U.S. Grounds All Boeing 737 MAX Aircraft After Viewing New Satellite Data Photo by Stephen Brashear/Getty Images

The two crashed Boeing airplanes may have lacked safety features that were only available as expensive add-ons, according to The New York Times. Airlines like Indonesia’s Lion Air skimped on the upgrades, hampering crew members who were trying to pull the plane out of its fatal nose dive.

Last October, Lion Air Flight 610 crashed in Indonesia, killing all 189 passengers and crew members on board. Five months later, on March 10th, Ethiopian Airlines Flight 302 crashed minutes after taking off from Addis Ababa, and all 157 people on the plane were killed. Both plane crashes involved the Boeing 737 Max 8 jetliner, a popular airplane that has since been grounded by airline regulators pending further investigation.

It’s still not known what led the two planes to crash, but preliminary reports indicate that the Lion Air 610 may have crashed due to a faulty sensor that gave the impression that the plane was stalling.
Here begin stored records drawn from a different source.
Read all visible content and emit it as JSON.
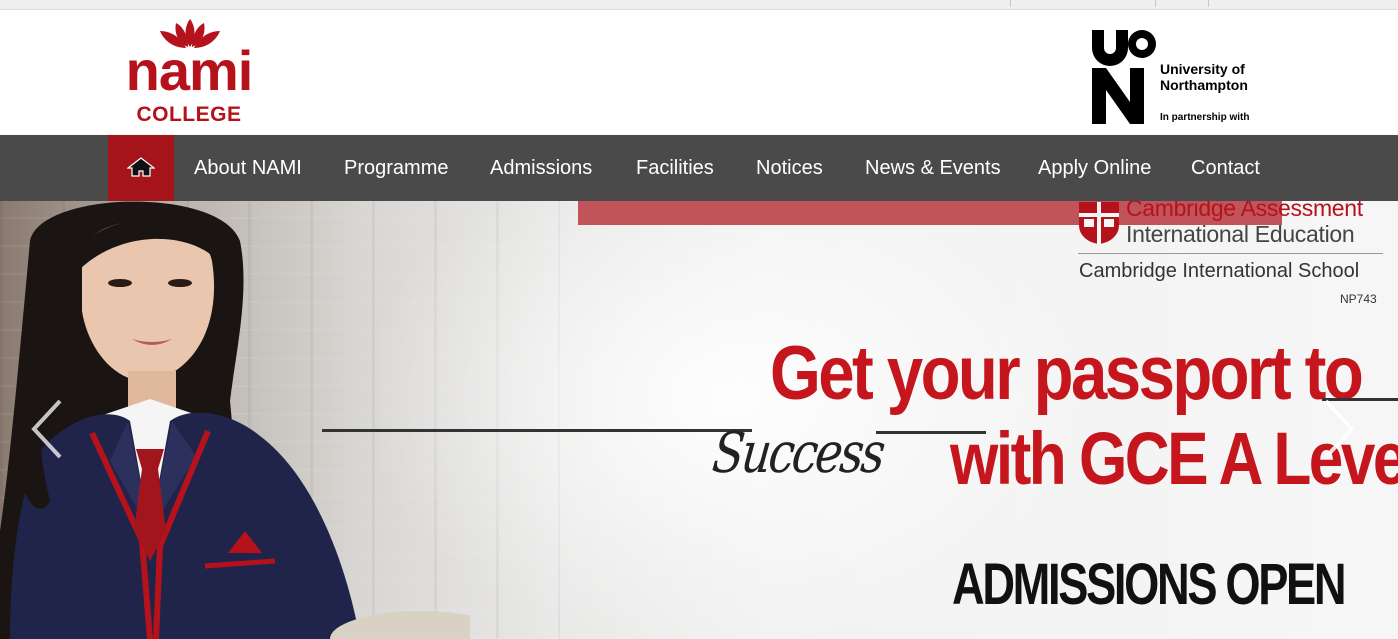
{
  "colors": {
    "brand_red": "#b5121b",
    "nav_background": "#4a4a4a",
    "home_button": "#a5141b",
    "headline_red": "#c4161c"
  },
  "header": {
    "nami_logo": {
      "icon": "lotus-icon",
      "wordmark": "nami",
      "sub": "COLLEGE"
    },
    "uon_logo": {
      "mark": "UON",
      "name_line1": "University of",
      "name_line2": "Northampton",
      "tagline": "In partnership with"
    }
  },
  "nav": {
    "home_icon": "home-icon",
    "items": [
      "About NAMI",
      "Programme",
      "Admissions",
      "Facilities",
      "Notices",
      "News & Events",
      "Apply Online",
      "Contact"
    ]
  },
  "hero": {
    "cambridge": {
      "line1": "Cambridge Assessment",
      "line2": "International Education",
      "school": "Cambridge International School",
      "code": "NP743"
    },
    "headline_line1": "Get your passport to",
    "headline_script": "Success",
    "headline_line2": "with GCE A Level",
    "admissions": "ADMISSIONS OPEN",
    "prev_icon": "chevron-left-icon",
    "next_icon": "chevron-right-icon"
  }
}
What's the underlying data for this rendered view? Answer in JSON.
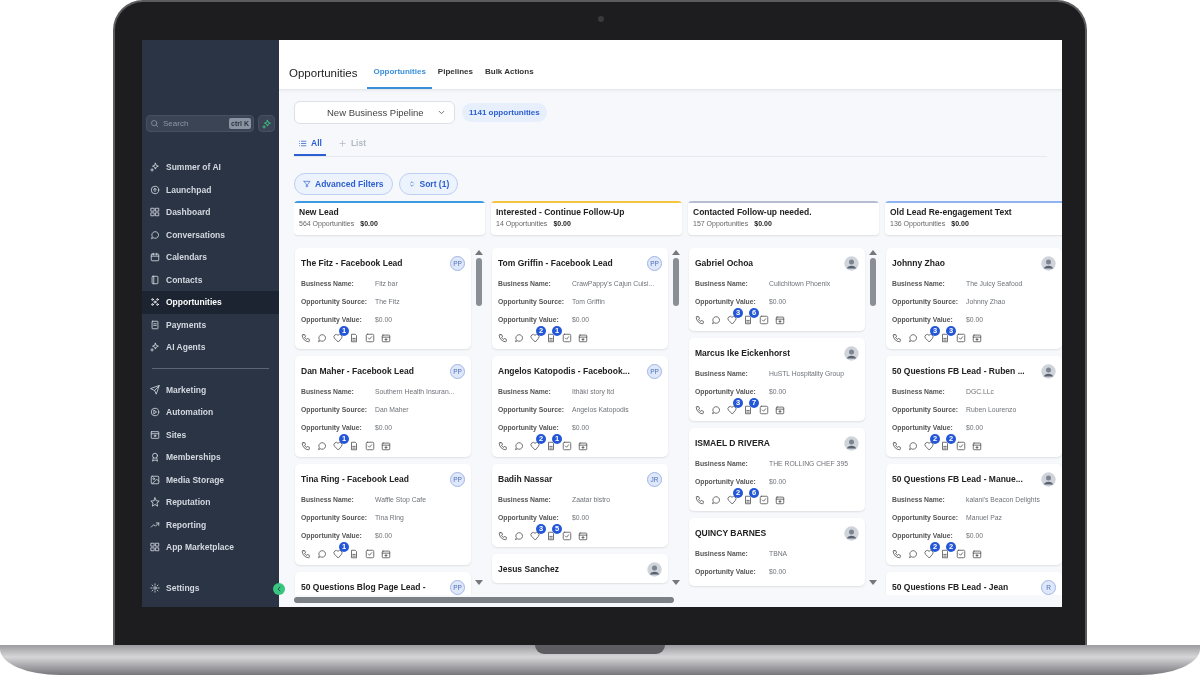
{
  "sidebar": {
    "search": {
      "placeholder": "Search",
      "shortcut": "ctrl K"
    },
    "sections": [
      {
        "items": [
          {
            "label": "Summer of AI",
            "selected": false
          },
          {
            "label": "Launchpad",
            "selected": false
          },
          {
            "label": "Dashboard",
            "selected": false
          },
          {
            "label": "Conversations",
            "selected": false
          },
          {
            "label": "Calendars",
            "selected": false
          },
          {
            "label": "Contacts",
            "selected": false
          },
          {
            "label": "Opportunities",
            "selected": true
          },
          {
            "label": "Payments",
            "selected": false
          },
          {
            "label": "AI Agents",
            "selected": false
          }
        ]
      },
      {
        "items": [
          {
            "label": "Marketing",
            "selected": false
          },
          {
            "label": "Automation",
            "selected": false
          },
          {
            "label": "Sites",
            "selected": false
          },
          {
            "label": "Memberships",
            "selected": false
          },
          {
            "label": "Media Storage",
            "selected": false
          },
          {
            "label": "Reputation",
            "selected": false
          },
          {
            "label": "Reporting",
            "selected": false
          },
          {
            "label": "App Marketplace",
            "selected": false
          }
        ]
      }
    ],
    "footer": {
      "label": "Settings"
    }
  },
  "header": {
    "title": "Opportunities",
    "tabs": [
      {
        "label": "Opportunities",
        "selected": true
      },
      {
        "label": "Pipelines",
        "selected": false
      },
      {
        "label": "Bulk Actions",
        "selected": false
      }
    ]
  },
  "pipeline": {
    "value": "New Business Pipeline",
    "count": "1141 opportunities"
  },
  "views": [
    {
      "label": "All",
      "selected": true,
      "kind": "list"
    },
    {
      "label": "List",
      "selected": false,
      "kind": "add"
    }
  ],
  "filters": [
    {
      "label": "Advanced Filters",
      "kind": "filter"
    },
    {
      "label": "Sort (1)",
      "kind": "sort"
    }
  ],
  "columns": [
    {
      "title": "New Lead",
      "count": "564 Opportunities",
      "amount": "$0.00",
      "color": "#3b9ae1",
      "cards": [
        {
          "kind": "full",
          "title": "The Fitz - Facebook Lead",
          "avatar": {
            "kind": "initials",
            "text": "PP"
          },
          "fields": [
            {
              "label": "Business Name:",
              "value": "Fitz bar"
            },
            {
              "label": "Opportunity Source:",
              "value": "The Fitz"
            },
            {
              "label": "Opportunity Value:",
              "value": "$0.00"
            }
          ],
          "tag_count": "1"
        },
        {
          "kind": "full",
          "title": "Dan Maher - Facebook Lead",
          "avatar": {
            "kind": "initials",
            "text": "PP"
          },
          "fields": [
            {
              "label": "Business Name:",
              "value": "Southern Health Insuran..."
            },
            {
              "label": "Opportunity Source:",
              "value": "Dan Maher"
            },
            {
              "label": "Opportunity Value:",
              "value": "$0.00"
            }
          ],
          "tag_count": "1"
        },
        {
          "kind": "full",
          "title": "Tina Ring - Facebook Lead",
          "avatar": {
            "kind": "initials",
            "text": "PP"
          },
          "fields": [
            {
              "label": "Business Name:",
              "value": "Waffle Stop Cafe"
            },
            {
              "label": "Opportunity Source:",
              "value": "Tina Ring"
            },
            {
              "label": "Opportunity Value:",
              "value": "$0.00"
            }
          ],
          "tag_count": "1"
        },
        {
          "kind": "partial",
          "title": "50 Questions Blog Page Lead -",
          "avatar": {
            "kind": "initials",
            "text": "PP"
          }
        }
      ]
    },
    {
      "title": "Interested - Continue Follow-Up",
      "count": "14 Opportunities",
      "amount": "$0.00",
      "color": "#f5c542",
      "cards": [
        {
          "kind": "full",
          "title": "Tom Griffin - Facebook Lead",
          "avatar": {
            "kind": "initials",
            "text": "PP"
          },
          "fields": [
            {
              "label": "Business Name:",
              "value": "CrawPappy's Cajun Cuisi..."
            },
            {
              "label": "Opportunity Source:",
              "value": "Tom Griffin"
            },
            {
              "label": "Opportunity Value:",
              "value": "$0.00"
            }
          ],
          "tag_count": "2",
          "note_count": "1"
        },
        {
          "kind": "full",
          "title": "Angelos Katopodis - Facebook...",
          "avatar": {
            "kind": "initials",
            "text": "PP"
          },
          "fields": [
            {
              "label": "Business Name:",
              "value": "Ithâki story ltd"
            },
            {
              "label": "Opportunity Source:",
              "value": "Angelos Katopodis"
            },
            {
              "label": "Opportunity Value:",
              "value": "$0.00"
            }
          ],
          "tag_count": "2",
          "note_count": "1"
        },
        {
          "kind": "full",
          "title": "Badih Nassar",
          "avatar": {
            "kind": "initials",
            "text": "JR"
          },
          "fields": [
            {
              "label": "Business Name:",
              "value": "Zaatar bistro"
            },
            {
              "label": "Opportunity Value:",
              "value": "$0.00"
            }
          ],
          "tag_count": "3",
          "note_count": "5"
        },
        {
          "kind": "partial",
          "title": "Jesus Sanchez",
          "avatar": {
            "kind": "photo"
          }
        }
      ]
    },
    {
      "title": "Contacted Follow-up needed.",
      "count": "157 Opportunities",
      "amount": "$0.00",
      "color": "#b6bdd3",
      "cards": [
        {
          "kind": "full",
          "title": "Gabriel Ochoa",
          "avatar": {
            "kind": "photo"
          },
          "fields": [
            {
              "label": "Business Name:",
              "value": "Culichitown Phoenix"
            },
            {
              "label": "Opportunity Value:",
              "value": "$0.00"
            }
          ],
          "tag_count": "3",
          "note_count": "6"
        },
        {
          "kind": "full",
          "title": "Marcus Ike Eickenhorst",
          "avatar": {
            "kind": "photo"
          },
          "fields": [
            {
              "label": "Business Name:",
              "value": "HuSTL Hospitality Group"
            },
            {
              "label": "Opportunity Value:",
              "value": "$0.00"
            }
          ],
          "tag_count": "3",
          "note_count": "7"
        },
        {
          "kind": "full",
          "title": "ISMAEL D RIVERA",
          "avatar": {
            "kind": "photo"
          },
          "fields": [
            {
              "label": "Business Name:",
              "value": "THE ROLLING CHEF 395"
            },
            {
              "label": "Opportunity Value:",
              "value": "$0.00"
            }
          ],
          "tag_count": "2",
          "note_count": "6"
        },
        {
          "kind": "partial",
          "title": "QUINCY BARNES",
          "avatar": {
            "kind": "photo"
          },
          "fields": [
            {
              "label": "Business Name:",
              "value": "TBNA"
            },
            {
              "label": "Opportunity Value:",
              "value": "$0.00"
            }
          ]
        }
      ]
    },
    {
      "title": "Old Lead Re-engagement Text",
      "count": "136 Opportunities",
      "amount": "$0.00",
      "color": "#8fb3f0",
      "cards": [
        {
          "kind": "full",
          "title": "Johnny Zhao",
          "avatar": {
            "kind": "photo"
          },
          "fields": [
            {
              "label": "Business Name:",
              "value": "The Juicy Seafood"
            },
            {
              "label": "Opportunity Source:",
              "value": "Johnny Zhao"
            },
            {
              "label": "Opportunity Value:",
              "value": "$0.00"
            }
          ],
          "tag_count": "3",
          "note_count": "3"
        },
        {
          "kind": "full",
          "title": "50 Questions FB Lead - Ruben ...",
          "avatar": {
            "kind": "photo"
          },
          "fields": [
            {
              "label": "Business Name:",
              "value": "DGC.LLc"
            },
            {
              "label": "Opportunity Source:",
              "value": "Ruben Lourenzo"
            },
            {
              "label": "Opportunity Value:",
              "value": "$0.00"
            }
          ],
          "tag_count": "2",
          "note_count": "2"
        },
        {
          "kind": "full",
          "title": "50 Questions FB Lead - Manue...",
          "avatar": {
            "kind": "photo"
          },
          "fields": [
            {
              "label": "Business Name:",
              "value": "kalani's Beacon Delights"
            },
            {
              "label": "Opportunity Source:",
              "value": "Manuel Paz"
            },
            {
              "label": "Opportunity Value:",
              "value": "$0.00"
            }
          ],
          "tag_count": "2",
          "note_count": "2"
        },
        {
          "kind": "partial",
          "title": "50 Questions FB Lead - Jean",
          "avatar": {
            "kind": "initials",
            "text": "R"
          }
        }
      ]
    }
  ]
}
The plane’s anti-stall feature then pointed the plane’s nose downward to counteract the supposed stall, leading the aircraft into a deadly dive.

One of the safety features that could have helped the crew members struggling with keeping the planes in the air was a warning light, called a disagree light, that would go on if the plane’s angle of attack sensors were misaligned.

The angle of the sensors was off by 20 degrees, as first pointed out by Jon Ostrower on the aviation site The Air Current. The other safety feature was an angle of attack indicator that could display the readings of the two sensors.

Following the crashes, Boeing will now stop charging for the warning light feature and make it standard in all new 737 Max planes, an anonymous source told the Times. But airlines will still need to purchase the other feature, the angle of attack indicator. A spokesperson for Boeing did not immediately respond to a request for comment.

Correction March 22nd, 9:23AM ET: This article has been corrected to omit a mention of a guardrail. In Ostrower’s article, he refers to a metaphorical guardrail, and there is no physical guardrail on the plane.